**Problem**
Give the count of lines in the entries that include "account", and write nothing besides it.

**Information shown**
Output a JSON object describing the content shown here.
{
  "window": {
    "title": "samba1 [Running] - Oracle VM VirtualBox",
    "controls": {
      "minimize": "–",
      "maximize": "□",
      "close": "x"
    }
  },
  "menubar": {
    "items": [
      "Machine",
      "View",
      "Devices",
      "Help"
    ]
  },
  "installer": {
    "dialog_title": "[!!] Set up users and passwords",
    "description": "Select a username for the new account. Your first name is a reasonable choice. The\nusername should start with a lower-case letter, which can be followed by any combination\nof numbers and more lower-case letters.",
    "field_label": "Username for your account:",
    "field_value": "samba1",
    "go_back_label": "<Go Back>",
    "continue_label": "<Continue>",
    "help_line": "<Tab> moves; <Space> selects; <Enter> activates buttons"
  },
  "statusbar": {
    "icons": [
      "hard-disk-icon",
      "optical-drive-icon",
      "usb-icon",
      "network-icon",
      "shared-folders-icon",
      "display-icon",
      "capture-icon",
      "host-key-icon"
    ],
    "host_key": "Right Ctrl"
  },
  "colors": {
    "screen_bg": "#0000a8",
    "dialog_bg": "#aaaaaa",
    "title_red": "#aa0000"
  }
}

**Solution to the exercise**
2